- Gas is relatively cheap in the U.S.
A simple look at our cooktop decision illustrates the difference. We looked at two 30” cooktops made by the same manufacturer, in the same product line. The gas version had a 15,000 btu/hr burner as its most powerful burner. The induction version had a 3,700 W burner. Let’s compare energy usage and cost of these two burners.
Gas: 15,000 btu/hr = 0.15 therms/hr @ $1.15/therm = $0.17 per hour
Electric induction: 3,700 W = 3.7 kWh/hr @ $0.31/kWh = $1.15 per hour
The electric cooktop costs an extra buck every time you use it! That could add up to $200 in a year, some big money. These are beautiful appliances, with clean lines, and we are strongly tempted with PV panels on the roof to look at electric cooking. Furthermore, we like the idea in our small kitchen to have electric cooking surfaces that can serve as extra counter space when not in use, thanks to their durable flat surface. Gas can’t do that. Our analysis showed that the numbers didn’t pencil out. Add the 65% transmission loss in electric power, and the electric cooktop looks even worse.

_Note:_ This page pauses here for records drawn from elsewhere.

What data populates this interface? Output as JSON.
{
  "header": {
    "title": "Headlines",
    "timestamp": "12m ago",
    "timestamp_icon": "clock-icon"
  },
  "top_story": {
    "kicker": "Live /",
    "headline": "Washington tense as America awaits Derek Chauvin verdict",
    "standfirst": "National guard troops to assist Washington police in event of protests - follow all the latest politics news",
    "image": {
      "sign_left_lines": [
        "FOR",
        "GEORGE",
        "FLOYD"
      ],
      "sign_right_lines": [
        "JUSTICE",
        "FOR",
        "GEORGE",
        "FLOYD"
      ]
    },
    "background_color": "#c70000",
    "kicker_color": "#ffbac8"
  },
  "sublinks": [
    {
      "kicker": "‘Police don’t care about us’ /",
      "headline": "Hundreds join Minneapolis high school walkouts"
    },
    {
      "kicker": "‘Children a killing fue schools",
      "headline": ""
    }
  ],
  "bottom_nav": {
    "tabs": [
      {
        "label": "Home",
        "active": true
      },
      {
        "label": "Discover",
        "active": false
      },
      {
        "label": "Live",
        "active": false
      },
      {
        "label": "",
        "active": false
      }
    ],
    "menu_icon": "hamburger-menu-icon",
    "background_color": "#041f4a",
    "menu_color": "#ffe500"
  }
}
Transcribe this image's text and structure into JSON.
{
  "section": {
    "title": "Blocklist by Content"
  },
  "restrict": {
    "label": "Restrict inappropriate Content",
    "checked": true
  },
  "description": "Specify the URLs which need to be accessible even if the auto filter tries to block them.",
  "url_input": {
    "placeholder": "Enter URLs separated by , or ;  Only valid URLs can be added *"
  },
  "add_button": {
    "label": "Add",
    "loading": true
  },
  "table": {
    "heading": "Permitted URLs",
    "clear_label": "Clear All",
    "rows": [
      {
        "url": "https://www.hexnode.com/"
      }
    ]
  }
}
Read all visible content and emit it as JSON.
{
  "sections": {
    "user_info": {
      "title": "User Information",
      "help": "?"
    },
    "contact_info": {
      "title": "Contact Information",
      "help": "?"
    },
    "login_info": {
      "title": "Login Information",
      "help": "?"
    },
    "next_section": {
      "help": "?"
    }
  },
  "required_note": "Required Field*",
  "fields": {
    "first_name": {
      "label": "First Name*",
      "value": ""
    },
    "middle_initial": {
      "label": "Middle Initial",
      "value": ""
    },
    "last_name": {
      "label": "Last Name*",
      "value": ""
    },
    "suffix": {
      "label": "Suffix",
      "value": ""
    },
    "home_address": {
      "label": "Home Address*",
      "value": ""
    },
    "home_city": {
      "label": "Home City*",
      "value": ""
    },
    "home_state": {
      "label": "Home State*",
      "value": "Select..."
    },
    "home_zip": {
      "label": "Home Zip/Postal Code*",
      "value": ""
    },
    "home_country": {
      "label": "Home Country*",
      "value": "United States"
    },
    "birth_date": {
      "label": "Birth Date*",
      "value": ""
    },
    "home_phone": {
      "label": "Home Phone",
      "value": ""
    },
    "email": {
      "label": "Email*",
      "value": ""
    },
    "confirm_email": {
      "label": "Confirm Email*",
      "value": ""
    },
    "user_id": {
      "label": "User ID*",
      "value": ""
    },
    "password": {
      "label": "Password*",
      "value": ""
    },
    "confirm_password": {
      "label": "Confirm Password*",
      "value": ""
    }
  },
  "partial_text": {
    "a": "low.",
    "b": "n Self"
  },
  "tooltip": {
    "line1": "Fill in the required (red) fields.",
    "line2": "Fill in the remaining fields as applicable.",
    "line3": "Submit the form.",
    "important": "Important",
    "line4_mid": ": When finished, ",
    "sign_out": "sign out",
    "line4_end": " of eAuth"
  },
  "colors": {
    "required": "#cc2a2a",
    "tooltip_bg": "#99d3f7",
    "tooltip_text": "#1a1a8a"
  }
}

Let’s look at this another way, in terms of energy content instead of dollars.
Gas: 15,000 btu/hr = 4.4 kWh/hr1
Electric induction: 3,700 W/hr = 3.7 kWh/hr
Now the thinking gets muddy! The electric cooktop actually uses 16% less energy in an hour than the gas version. If we have free electricity coming from our roof, we have to consider the electric option again, since the cost is no longer what the electric and the gas utilities charge us, but $0.00 from our roof PV and $0.17 per hour from the gas utility.
Is that really the full story though? We can sell excess electricity back to Edison at the net metering rate, which let’s say is $0.15/kWh. We could sell the 3.7 kWh used to power the induction cooktop for an hour back to Edison for about $0.50. We could use that $0.50 to power a gas cooktop for $0.17 and net $0.33 in the deal. So it’s not as simple as thinking of electric power as free, is it?
The stakes aren’t that high with a cooktop, as the hours of use per year are low. It probably comes down to your personal preferences, and lack of counter space could push us toward the induction model. But when you’re looking at an energy-intensive application like water heating, and you are building to a net-zero energy standard, you can’t ignore cost and energy efficiency differences from choosing gas or electric systems.
1The conversion is 3,413 btu/kWh